→ Records to use:
*-*-*

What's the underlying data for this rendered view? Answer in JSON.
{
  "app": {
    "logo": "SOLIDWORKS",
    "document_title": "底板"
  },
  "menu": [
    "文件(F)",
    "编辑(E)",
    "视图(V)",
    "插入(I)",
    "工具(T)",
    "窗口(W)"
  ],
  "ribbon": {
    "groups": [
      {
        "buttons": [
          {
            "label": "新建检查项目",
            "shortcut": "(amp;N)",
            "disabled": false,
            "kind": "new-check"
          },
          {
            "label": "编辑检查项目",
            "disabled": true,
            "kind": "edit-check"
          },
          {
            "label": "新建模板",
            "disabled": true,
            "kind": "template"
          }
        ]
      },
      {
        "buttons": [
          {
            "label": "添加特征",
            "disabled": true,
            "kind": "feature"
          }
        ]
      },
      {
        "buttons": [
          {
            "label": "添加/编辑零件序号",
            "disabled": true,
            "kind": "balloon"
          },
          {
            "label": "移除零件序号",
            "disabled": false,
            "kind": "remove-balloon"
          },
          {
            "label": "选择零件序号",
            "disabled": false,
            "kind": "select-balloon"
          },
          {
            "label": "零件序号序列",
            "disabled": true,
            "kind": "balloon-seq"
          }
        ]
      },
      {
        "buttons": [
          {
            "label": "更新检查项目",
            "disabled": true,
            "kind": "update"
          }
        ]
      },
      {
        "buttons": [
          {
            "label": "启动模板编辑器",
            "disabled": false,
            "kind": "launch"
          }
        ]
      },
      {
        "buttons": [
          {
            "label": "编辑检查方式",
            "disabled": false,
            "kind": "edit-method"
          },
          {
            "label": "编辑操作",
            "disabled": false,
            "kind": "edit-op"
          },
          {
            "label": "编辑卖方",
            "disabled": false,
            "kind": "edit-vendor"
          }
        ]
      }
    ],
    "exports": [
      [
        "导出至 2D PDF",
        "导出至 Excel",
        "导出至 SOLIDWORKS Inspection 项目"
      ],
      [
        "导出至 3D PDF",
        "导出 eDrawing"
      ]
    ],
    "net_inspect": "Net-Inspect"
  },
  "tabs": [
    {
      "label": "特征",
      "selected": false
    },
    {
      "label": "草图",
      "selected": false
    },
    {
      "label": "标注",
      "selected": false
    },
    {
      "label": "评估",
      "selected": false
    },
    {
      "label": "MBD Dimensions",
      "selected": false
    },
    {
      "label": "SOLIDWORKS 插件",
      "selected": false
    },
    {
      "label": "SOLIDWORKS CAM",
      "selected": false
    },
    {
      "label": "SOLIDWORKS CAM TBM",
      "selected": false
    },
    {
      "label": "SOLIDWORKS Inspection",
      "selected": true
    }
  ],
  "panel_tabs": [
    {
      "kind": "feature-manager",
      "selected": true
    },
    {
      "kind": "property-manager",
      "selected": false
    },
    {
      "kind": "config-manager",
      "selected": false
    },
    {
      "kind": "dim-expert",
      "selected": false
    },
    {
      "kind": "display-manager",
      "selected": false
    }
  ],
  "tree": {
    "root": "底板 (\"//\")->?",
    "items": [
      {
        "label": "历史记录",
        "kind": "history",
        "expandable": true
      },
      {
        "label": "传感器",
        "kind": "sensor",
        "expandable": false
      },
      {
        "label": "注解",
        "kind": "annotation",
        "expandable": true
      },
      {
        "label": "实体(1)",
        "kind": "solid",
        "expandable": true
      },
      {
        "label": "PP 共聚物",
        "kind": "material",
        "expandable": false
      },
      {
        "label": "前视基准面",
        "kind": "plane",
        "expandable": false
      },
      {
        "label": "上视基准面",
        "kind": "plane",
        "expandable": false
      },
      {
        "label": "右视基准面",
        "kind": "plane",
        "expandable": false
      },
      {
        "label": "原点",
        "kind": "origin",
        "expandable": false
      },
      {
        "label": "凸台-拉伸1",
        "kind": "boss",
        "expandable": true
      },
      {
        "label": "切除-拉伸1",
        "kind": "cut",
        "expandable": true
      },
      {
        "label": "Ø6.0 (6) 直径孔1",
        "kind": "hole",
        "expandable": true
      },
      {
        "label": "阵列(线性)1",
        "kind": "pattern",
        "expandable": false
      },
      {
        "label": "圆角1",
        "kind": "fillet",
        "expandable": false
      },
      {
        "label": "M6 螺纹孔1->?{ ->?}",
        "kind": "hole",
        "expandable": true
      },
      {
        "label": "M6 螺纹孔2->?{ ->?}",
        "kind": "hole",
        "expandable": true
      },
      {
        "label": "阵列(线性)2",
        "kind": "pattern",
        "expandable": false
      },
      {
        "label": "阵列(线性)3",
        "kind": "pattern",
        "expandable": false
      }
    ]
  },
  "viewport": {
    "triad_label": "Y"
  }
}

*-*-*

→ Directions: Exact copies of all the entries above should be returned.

→ Written response:
What's the underlying data for this rendered view? Answer in JSON.
{
  "app": {
    "logo": "SOLIDWORKS",
    "document_title": "底板"
  },
  "menu": [
    "文件(F)",
    "编辑(E)",
    "视图(V)",
    "插入(I)",
    "工具(T)",
    "窗口(W)"
  ],
  "ribbon": {
    "groups": [
      {
        "buttons": [
          {
            "label": "新建检查项目",
            "shortcut": "(amp;N)",
            "disabled": false,
            "kind": "new-check"
          },
          {
            "label": "编辑检查项目",
            "disabled": true,
            "kind": "edit-check"
          },
          {
            "label": "新建模板",
            "disabled": true,
            "kind": "template"
          }
        ]
      },
      {
        "buttons": [
          {
            "label": "添加特征",
            "disabled": true,
            "kind": "feature"
          }
        ]
      },
      {
        "buttons": [
          {
            "label": "添加/编辑零件序号",
            "disabled": true,
            "kind": "balloon"
          },
          {
            "label": "移除零件序号",
            "disabled": false,
            "kind": "remove-balloon"
          },
          {
            "label": "选择零件序号",
            "disabled": false,
            "kind": "select-balloon"
          },
          {
            "label": "零件序号序列",
            "disabled": true,
            "kind": "balloon-seq"
          }
        ]
      },
      {
        "buttons": [
          {
            "label": "更新检查项目",
            "disabled": true,
            "kind": "update"
          }
        ]
      },
      {
        "buttons": [
          {
            "label": "启动模板编辑器",
            "disabled": false,
            "kind": "launch"
          }
        ]
      },
      {
        "buttons": [
          {
            "label": "编辑检查方式",
            "disabled": false,
            "kind": "edit-method"
          },
          {
            "label": "编辑操作",
            "disabled": false,
            "kind": "edit-op"
          },
          {
            "label": "编辑卖方",
            "disabled": false,
            "kind": "edit-vendor"
          }
        ]
      }
    ],
    "exports": [
      [
        "导出至 2D PDF",
        "导出至 Excel",
        "导出至 SOLIDWORKS Inspection 项目"
      ],
      [
        "导出至 3D PDF",
        "导出 eDrawing"
      ]
    ],
    "net_inspect": "Net-Inspect"
  },
  "tabs": [
    {
      "label": "特征",
      "selected": false
    },
    {
      "label": "草图",
      "selected": false
    },
    {
      "label": "标注",
      "selected": false
    },
    {
      "label": "评估",
      "selected": false
    },
    {
      "label": "MBD Dimensions",
      "selected": false
    },
    {
      "label": "SOLIDWORKS 插件",
      "selected": false
    },
    {
      "label": "SOLIDWORKS CAM",
      "selected": false
    },
    {
      "label": "SOLIDWORKS CAM TBM",
      "selected": false
    },
    {
      "label": "SOLIDWORKS Inspection",
      "selected": true
    }
  ],
  "panel_tabs": [
    {
      "kind": "feature-manager",
      "selected": true
    },
    {
      "kind": "property-manager",
      "selected": false
    },
    {
      "kind": "config-manager",
      "selected": false
    },
    {
      "kind": "dim-expert",
      "selected": false
    },
    {
      "kind": "display-manager",
      "selected": false
    }
  ],
  "tree": {
    "root": "底板 (\"//\")->?",
    "items": [
      {
        "label": "历史记录",
        "kind": "history",
        "expandable": true
      },
      {
        "label": "传感器",
        "kind": "sensor",
        "expandable": false
      },
      {
        "label": "注解",
        "kind": "annotation",
        "expandable": true
      },
      {
        "label": "实体(1)",
        "kind": "solid",
        "expandable": true
      },
      {
        "label": "PP 共聚物",
        "kind": "material",
        "expandable": false
      },
      {
        "label": "前视基准面",
        "kind": "plane",
        "expandable": false
      },
      {
        "label": "上视基准面",
        "kind": "plane",
        "expandable": false
      },
      {
        "label": "右视基准面",
        "kind": "plane",
        "expandable": false
      },
      {
        "label": "原点",
        "kind": "origin",
        "expandable": false
      },
      {
        "label": "凸台-拉伸1",
        "kind": "boss",
        "expandable": true
      },
      {
        "label": "切除-拉伸1",
        "kind": "cut",
        "expandable": true
      },
      {
        "label": "Ø6.0 (6) 直径孔1",
        "kind": "hole",
        "expandable": true
      },
      {
        "label": "阵列(线性)1",
        "kind": "pattern",
        "expandable": false
      },
      {
        "label": "圆角1",
        "kind": "fillet",
        "expandable": false
      },
      {
        "label": "M6 螺纹孔1->?{ ->?}",
        "kind": "hole",
        "expandable": true
      },
      {
        "label": "M6 螺纹孔2->?{ ->?}",
        "kind": "hole",
        "expandable": true
      },
      {
        "label": "阵列(线性)2",
        "kind": "pattern",
        "expandable": false
      },
      {
        "label": "阵列(线性)3",
        "kind": "pattern",
        "expandable": false
      }
    ]
  },
  "viewport": {
    "triad_label": "Y"
  }
}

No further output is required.